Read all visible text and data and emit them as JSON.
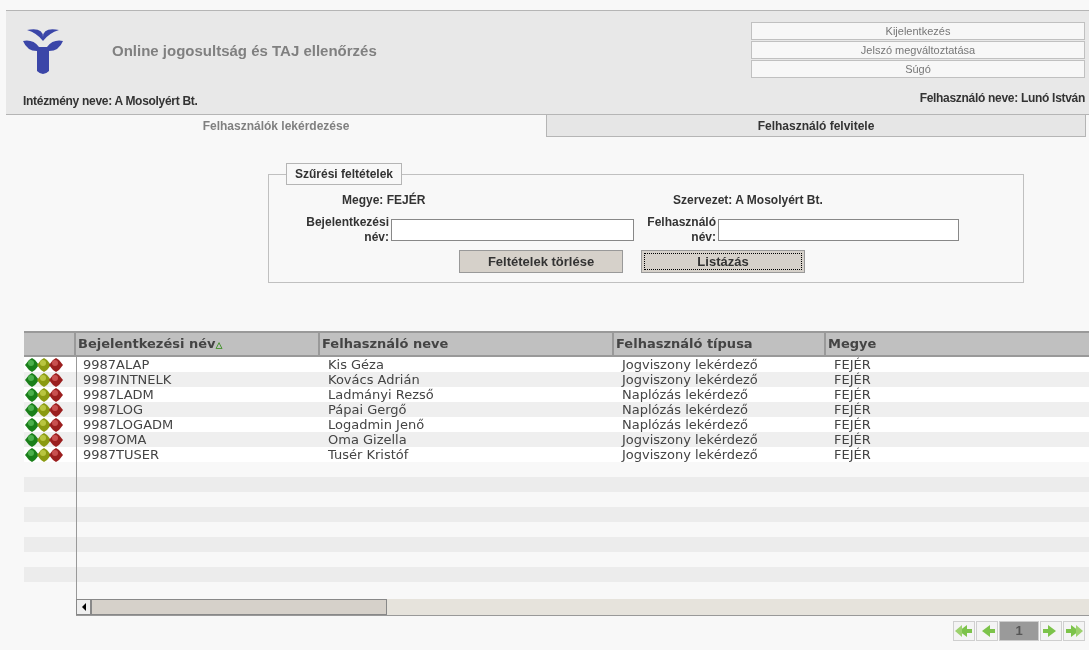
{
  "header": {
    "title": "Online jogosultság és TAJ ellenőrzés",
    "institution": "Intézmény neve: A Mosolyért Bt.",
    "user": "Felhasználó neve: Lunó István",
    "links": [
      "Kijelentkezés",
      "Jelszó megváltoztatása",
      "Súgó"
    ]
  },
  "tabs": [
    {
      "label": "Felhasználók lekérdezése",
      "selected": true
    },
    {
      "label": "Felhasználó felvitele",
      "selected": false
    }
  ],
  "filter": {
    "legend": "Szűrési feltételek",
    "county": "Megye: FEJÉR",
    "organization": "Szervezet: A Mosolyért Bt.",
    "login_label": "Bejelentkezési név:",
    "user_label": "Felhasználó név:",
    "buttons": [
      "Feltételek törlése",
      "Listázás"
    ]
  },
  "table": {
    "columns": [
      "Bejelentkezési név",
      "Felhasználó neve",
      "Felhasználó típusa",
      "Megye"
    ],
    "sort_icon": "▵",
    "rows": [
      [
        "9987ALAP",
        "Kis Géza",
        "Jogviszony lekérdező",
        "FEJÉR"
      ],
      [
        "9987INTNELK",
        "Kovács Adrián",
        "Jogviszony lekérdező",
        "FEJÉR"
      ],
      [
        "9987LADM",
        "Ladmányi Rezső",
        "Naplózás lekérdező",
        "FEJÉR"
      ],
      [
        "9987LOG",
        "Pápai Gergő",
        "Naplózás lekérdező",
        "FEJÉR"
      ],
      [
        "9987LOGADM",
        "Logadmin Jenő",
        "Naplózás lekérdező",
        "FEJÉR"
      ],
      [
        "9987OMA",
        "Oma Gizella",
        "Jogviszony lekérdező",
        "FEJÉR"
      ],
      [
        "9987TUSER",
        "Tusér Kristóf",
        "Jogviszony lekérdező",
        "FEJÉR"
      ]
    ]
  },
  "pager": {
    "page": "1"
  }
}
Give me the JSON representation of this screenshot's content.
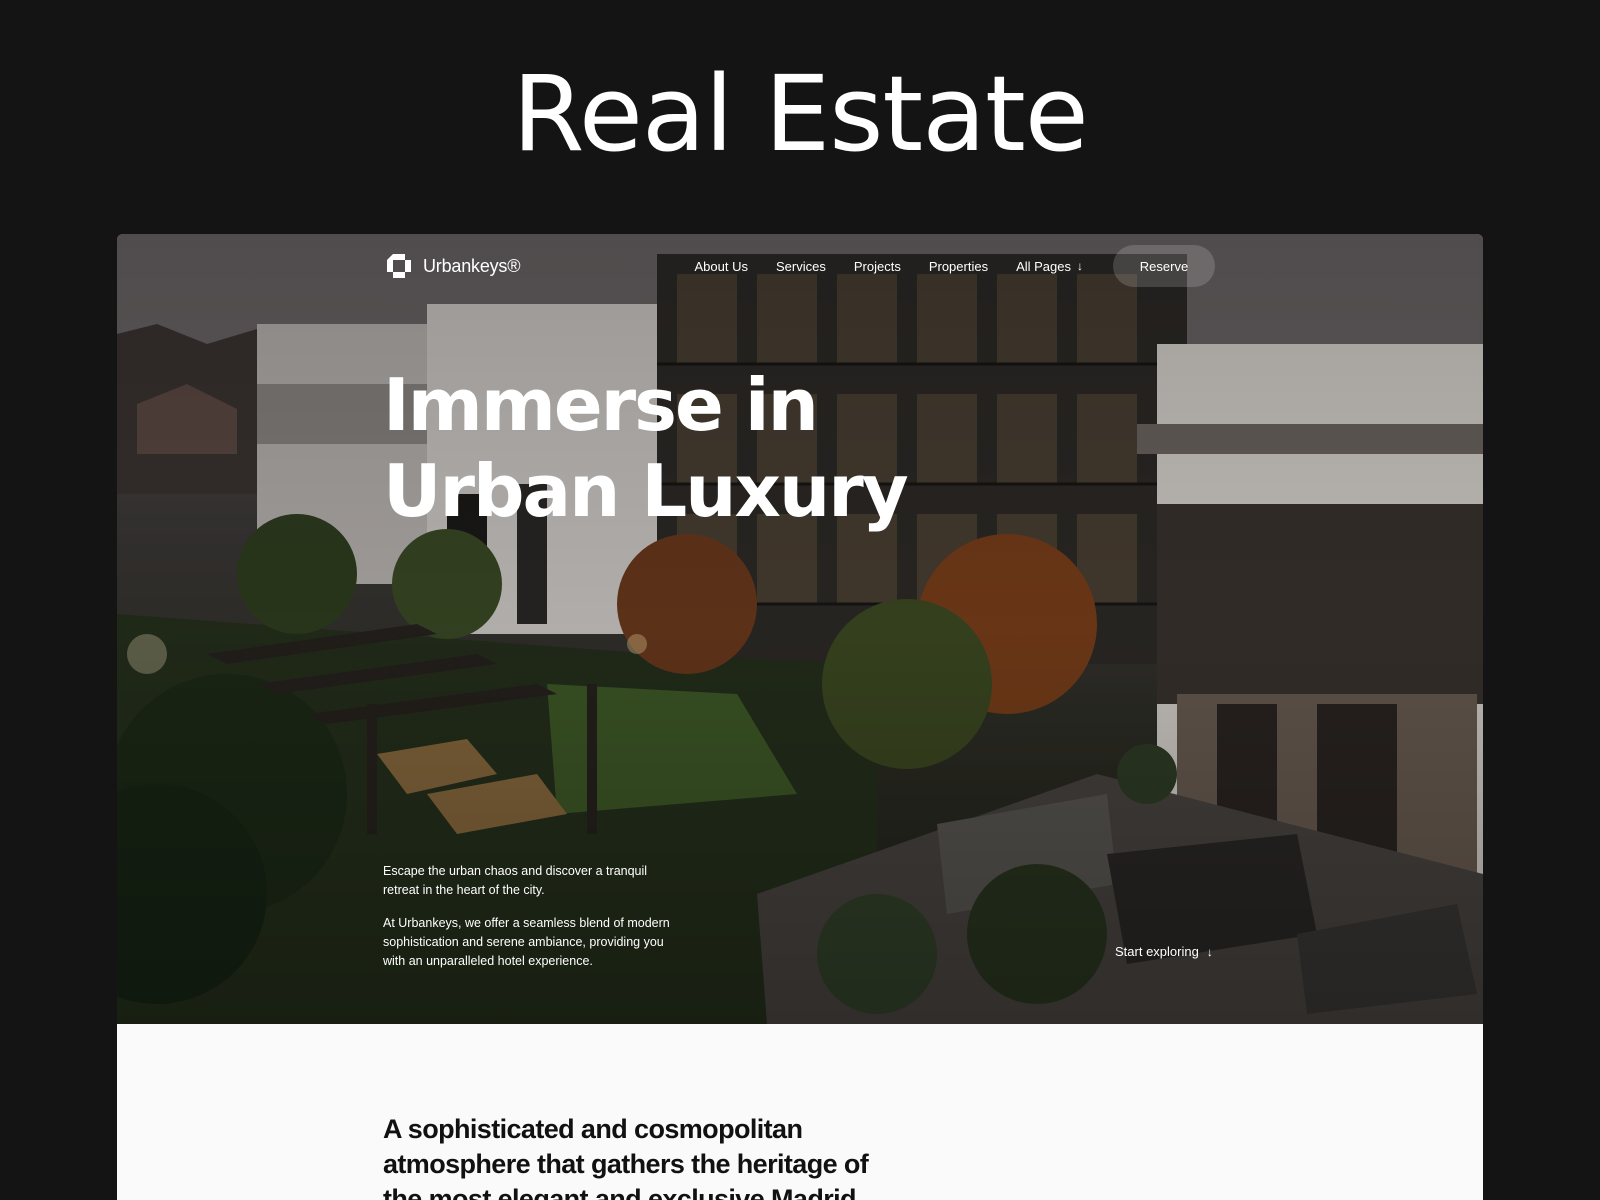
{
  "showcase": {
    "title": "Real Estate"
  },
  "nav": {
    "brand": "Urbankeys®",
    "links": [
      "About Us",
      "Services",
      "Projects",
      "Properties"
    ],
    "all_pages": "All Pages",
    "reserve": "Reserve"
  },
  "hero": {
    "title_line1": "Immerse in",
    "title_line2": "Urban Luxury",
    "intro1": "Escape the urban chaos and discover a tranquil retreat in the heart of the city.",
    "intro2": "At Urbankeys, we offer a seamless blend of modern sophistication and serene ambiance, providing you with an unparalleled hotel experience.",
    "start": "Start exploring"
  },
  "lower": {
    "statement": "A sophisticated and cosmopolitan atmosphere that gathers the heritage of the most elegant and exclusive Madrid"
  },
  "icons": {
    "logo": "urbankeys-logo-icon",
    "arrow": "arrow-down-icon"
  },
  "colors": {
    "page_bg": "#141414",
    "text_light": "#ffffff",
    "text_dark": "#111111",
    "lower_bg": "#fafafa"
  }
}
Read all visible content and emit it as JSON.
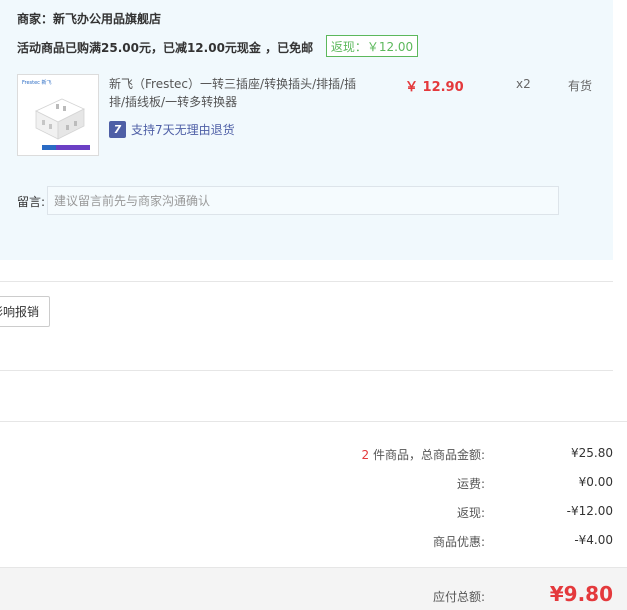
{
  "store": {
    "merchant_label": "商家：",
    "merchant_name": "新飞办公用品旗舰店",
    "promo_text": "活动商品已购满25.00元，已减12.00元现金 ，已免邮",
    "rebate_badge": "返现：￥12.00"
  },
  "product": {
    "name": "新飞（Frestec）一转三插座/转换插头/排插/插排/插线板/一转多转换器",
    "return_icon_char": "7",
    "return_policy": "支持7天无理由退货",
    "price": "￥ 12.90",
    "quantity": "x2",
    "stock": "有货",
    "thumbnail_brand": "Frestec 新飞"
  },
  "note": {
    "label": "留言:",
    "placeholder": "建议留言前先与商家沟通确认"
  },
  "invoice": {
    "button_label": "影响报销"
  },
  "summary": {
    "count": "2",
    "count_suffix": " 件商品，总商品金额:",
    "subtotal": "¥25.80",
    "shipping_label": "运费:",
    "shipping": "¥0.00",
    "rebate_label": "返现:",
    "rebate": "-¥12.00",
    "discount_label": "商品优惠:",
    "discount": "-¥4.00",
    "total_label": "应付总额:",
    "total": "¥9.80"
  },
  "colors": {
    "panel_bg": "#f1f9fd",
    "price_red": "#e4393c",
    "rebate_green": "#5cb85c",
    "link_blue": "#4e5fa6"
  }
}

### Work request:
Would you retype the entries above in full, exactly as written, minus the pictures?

### Final answer:
Read all visible text and data and emit them as JSON.
{
  "header": {
    "title": "Online jogosultság és TAJ ellenőrzés",
    "institution": "Intézmény neve: A Mosolyért Bt.",
    "user": "Felhasználó neve: Lunó István",
    "links": [
      "Kijelentkezés",
      "Jelszó megváltoztatása",
      "Súgó"
    ]
  },
  "tabs": [
    {
      "label": "Felhasználók lekérdezése",
      "selected": true
    },
    {
      "label": "Felhasználó felvitele",
      "selected": false
    }
  ],
  "filter": {
    "legend": "Szűrési feltételek",
    "county": "Megye: FEJÉR",
    "organization": "Szervezet: A Mosolyért Bt.",
    "login_label": "Bejelentkezési név:",
    "user_label": "Felhasználó név:",
    "buttons": [
      "Feltételek törlése",
      "Listázás"
    ]
  },
  "table": {
    "columns": [
      "Bejelentkezési név",
      "Felhasználó neve",
      "Felhasználó típusa",
      "Megye"
    ],
    "sort_icon": "▵",
    "rows": [
      [
        "9987ALAP",
        "Kis Géza",
        "Jogviszony lekérdező",
        "FEJÉR"
      ],
      [
        "9987INTNELK",
        "Kovács Adrián",
        "Jogviszony lekérdező",
        "FEJÉR"
      ],
      [
        "9987LADM",
        "Ladmányi Rezső",
        "Naplózás lekérdező",
        "FEJÉR"
      ],
      [
        "9987LOG",
        "Pápai Gergő",
        "Naplózás lekérdező",
        "FEJÉR"
      ],
      [
        "9987LOGADM",
        "Logadmin Jenő",
        "Naplózás lekérdező",
        "FEJÉR"
      ],
      [
        "9987OMA",
        "Oma Gizella",
        "Jogviszony lekérdező",
        "FEJÉR"
      ],
      [
        "9987TUSER",
        "Tusér Kristóf",
        "Jogviszony lekérdező",
        "FEJÉR"
      ]
    ]
  },
  "pager": {
    "page": "1"
  }
}
Give me the JSON representation of this screenshot's content.
{
  "showcase": {
    "title": "Real Estate"
  },
  "nav": {
    "brand": "Urbankeys®",
    "links": [
      "About Us",
      "Services",
      "Projects",
      "Properties"
    ],
    "all_pages": "All Pages",
    "reserve": "Reserve"
  },
  "hero": {
    "title_line1": "Immerse in",
    "title_line2": "Urban Luxury",
    "intro1": "Escape the urban chaos and discover a tranquil retreat in the heart of the city.",
    "intro2": "At Urbankeys, we offer a seamless blend of modern sophistication and serene ambiance, providing you with an unparalleled hotel experience.",
    "start": "Start exploring"
  },
  "lower": {
    "statement": "A sophisticated and cosmopolitan atmosphere that gathers the heritage of the most elegant and exclusive Madrid"
  },
  "icons": {
    "logo": "urbankeys-logo-icon",
    "arrow": "arrow-down-icon"
  },
  "colors": {
    "page_bg": "#141414",
    "text_light": "#ffffff",
    "text_dark": "#111111",
    "lower_bg": "#fafafa"
  }
}
Read all visible content and emit it as JSON.
{
  "store": {
    "merchant_label": "商家：",
    "merchant_name": "新飞办公用品旗舰店",
    "promo_text": "活动商品已购满25.00元，已减12.00元现金 ，已免邮",
    "rebate_badge": "返现：￥12.00"
  },
  "product": {
    "name": "新飞（Frestec）一转三插座/转换插头/排插/插排/插线板/一转多转换器",
    "return_icon_char": "7",
    "return_policy": "支持7天无理由退货",
    "price": "￥ 12.90",
    "quantity": "x2",
    "stock": "有货",
    "thumbnail_brand": "Frestec 新飞"
  },
  "note": {
    "label": "留言:",
    "placeholder": "建议留言前先与商家沟通确认"
  },
  "invoice": {
    "button_label": "影响报销"
  },
  "summary": {
    "count": "2",
    "count_suffix": " 件商品，总商品金额:",
    "subtotal": "¥25.80",
    "shipping_label": "运费:",
    "shipping": "¥0.00",
    "rebate_label": "返现:",
    "rebate": "-¥12.00",
    "discount_label": "商品优惠:",
    "discount": "-¥4.00",
    "total_label": "应付总额:",
    "total": "¥9.80"
  },
  "colors": {
    "panel_bg": "#f1f9fd",
    "price_red": "#e4393c",
    "rebate_green": "#5cb85c",
    "link_blue": "#4e5fa6"
  }
}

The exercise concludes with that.